The Bureau of Land Management’s relocation sets the stage for other federal agencies to leave Washington.
If two senators have their way, a large segment of the federal government will soon be moving out of Washington, D.C.
Recently, U.S. Senators Josh Hawley (R-Mo.) and Marsha Blackburn (R-Tenn.) introduced legislation that would move the headquarters of 10 federal agencies out of Washington, D.C. Agencies the bill would relocate to the Rust Belt and western states include the U.S. Department of Health and Human Services, the U.S. Department of the Interior, and the U.S. Department of Energy.
The Hawley-Blackburn bill follows efforts by the Trump Administration to move the U.S. Department of Agriculture to Kansas City, and to use the Administration’s existing authority to relocate several subdivisions of federal agencies, such as the Bureau of Land Management (BLM). These executive relocations could even serve as pilot projects for moving still more agencies out of Washington without approval from Congress.
Until lately, almost all federal agencies have had their headquarters located in the Washington, D.C. area, with additional regional offices located across the country. The BLM followed this pattern until the fall of 2019. But most employees in the BLM’s Washington, D.C. headquarters received a notice in November 2019 that their positions would be moved to a new location—either the agency’s new headquarters in Grand Junction, Colorado or an existing regional office.
Beyond a skeleton crew of agency employees who would remain in Washington to process public requests for information about agency activities and to conduct budget work, the BLM staff working at the agency’s headquarters received a month to decide whether to move with their position or accept a buyout package from the agency. Staff also had a window of about a month to relocate to their new assigned place of work, and they received notice that their pay likely would decrease after relocating.
Even though U.S. Senators Hawley and Blackburn support moving agencies out of Washington, Democratic members of Congress have expressed concern about such agency relocations. U.S. Representatives Jennifer Wexton (D-Va.) and Eleanor Holmes Norton (D-D.C.) introduced a bill to block the Trump Administration’s attempt to move the BLM westward. Representative Wexton separately noted that most BLM staff already serve in the field across the country, and those who work at the BLM’s Washington headquarters serve as “vital liaisons” to decision-makers in the capital. Representative Wexton also raised budgetary concerns about the BLM’s move, as the relocation effort has proceeded without any budgetary approval.

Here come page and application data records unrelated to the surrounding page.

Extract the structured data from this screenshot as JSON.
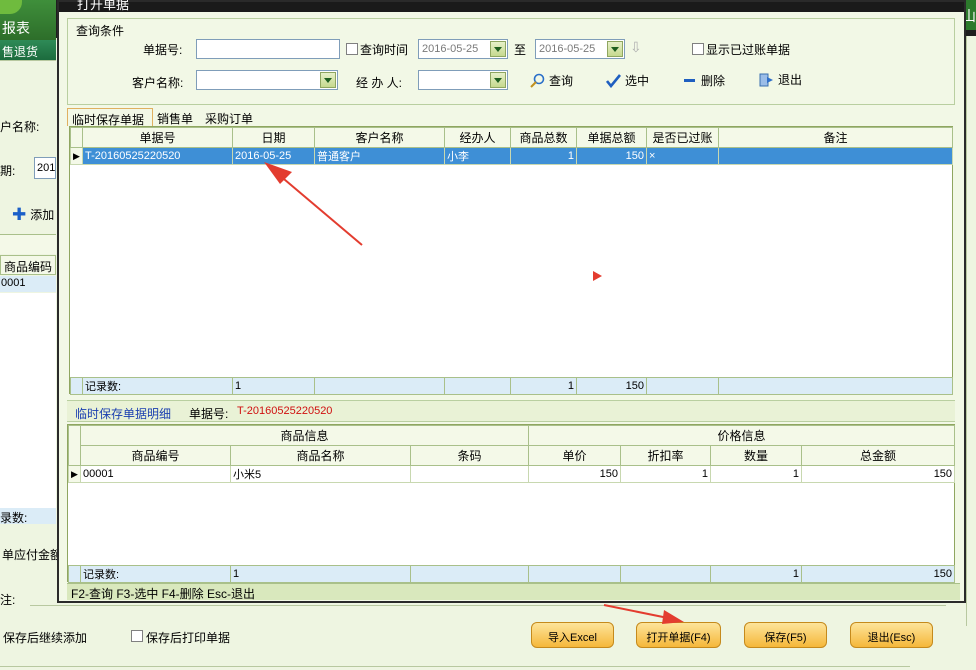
{
  "bg": {
    "logo_text": "报表",
    "tab_label": "售退货",
    "customer_label": "户名称:",
    "date_label": "期:",
    "date_value": "201",
    "add_label": "添加",
    "col_goods_code": "商品编码",
    "row_code": "0001",
    "record_label": "录数:",
    "payable_label": "单应付金额",
    "note_label": "注:",
    "continue_label": "保存后继续添加",
    "print_label": "保存后打印单据",
    "right_tab": "山"
  },
  "dialog": {
    "title": "打开单据",
    "query_group": "查询条件",
    "doc_no_label": "单据号:",
    "doc_no_value": "",
    "query_time_label": "查询时间",
    "date_from": "2016-05-25",
    "to_label": "至",
    "date_to": "2016-05-25",
    "show_posted_label": "显示已过账单据",
    "customer_label": "客户名称:",
    "customer_value": "",
    "handler_label": "经 办 人:",
    "handler_value": "",
    "btn_query": "查询",
    "btn_select": "选中",
    "btn_delete": "删除",
    "btn_exit": "退出",
    "tabs": [
      "临时保存单据",
      "销售单",
      "采购订单"
    ],
    "grid1": {
      "headers": [
        "单据号",
        "日期",
        "客户名称",
        "经办人",
        "商品总数",
        "单据总额",
        "是否已过账",
        "备注"
      ],
      "rows": [
        [
          "T-20160525220520",
          "2016-05-25",
          "普通客户",
          "小李",
          "1",
          "150",
          "×",
          ""
        ]
      ],
      "footer": [
        "记录数:",
        "1",
        "",
        "",
        "1",
        "150",
        "",
        ""
      ]
    },
    "detail_title": "临时保存单据明细",
    "detail_docno_label": "单据号:",
    "detail_docno_value": "T-20160525220520",
    "grid2": {
      "group_goods": "商品信息",
      "group_price": "价格信息",
      "headers": [
        "商品编号",
        "商品名称",
        "条码",
        "单价",
        "折扣率",
        "数量",
        "总金额"
      ],
      "rows": [
        [
          "00001",
          "小米5",
          "",
          "150",
          "1",
          "1",
          "150"
        ]
      ],
      "footer": [
        "记录数:",
        "1",
        "",
        "",
        "",
        "1",
        "150"
      ]
    },
    "status_bar": "F2-查询 F3-选中 F4-删除 Esc-退出"
  },
  "bottom_buttons": {
    "import_excel": "导入Excel",
    "open_doc": "打开单据(F4)",
    "save": "保存(F5)",
    "exit": "退出(Esc)"
  },
  "colors": {
    "selection": "#3e8fd6",
    "arrow": "#e33c2f",
    "button": "#f5b73a"
  }
}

Outside of Congress, other interested parties appear wary of the BLM’s move from the nation’s capital. Environmental groups charge that the current move lacks a “fact-based rationale” and failed to benefit from any input from affected agency employees. A letter from the Public Lands Foundation to the Senate Appropriations Committee also charged that the move really served as an improper means to drive out experienced staff and consolidate power for political appointees. Others criticized the optics of the fact that the Grand Junction BLM headquarters will reside in an office building owned by the Chevron Corporation, a large American oil company.
Analysts indicate that the ultimate economic impact of moving many Washington area federal employees to new regions across the country may be outweighed by other considerations. Talent drain occurs with major relocation efforts, and it may be perpetuated as those on the job market may not want to leave the Washington metro area. Relocation would also impact the ability of agencies to communicate with each other and with Congress, which is currently facilitated by their offices’ physical proximity.
These negative consequences may be amplified if Congress approves the Hawley-Blackburn bill, but Democratic opposition to moving the BLM to Colorado makes congressional passage unlikely.
Considering that the BLM is only one month into its journey westward, the long-term effects of the agency’s relocation are not yet certain. For those policymakers like Haley and Blackburn who seek to move other agencies outside of Washington, they must hope the new model for the BLM’s operations is but a sign of things to come.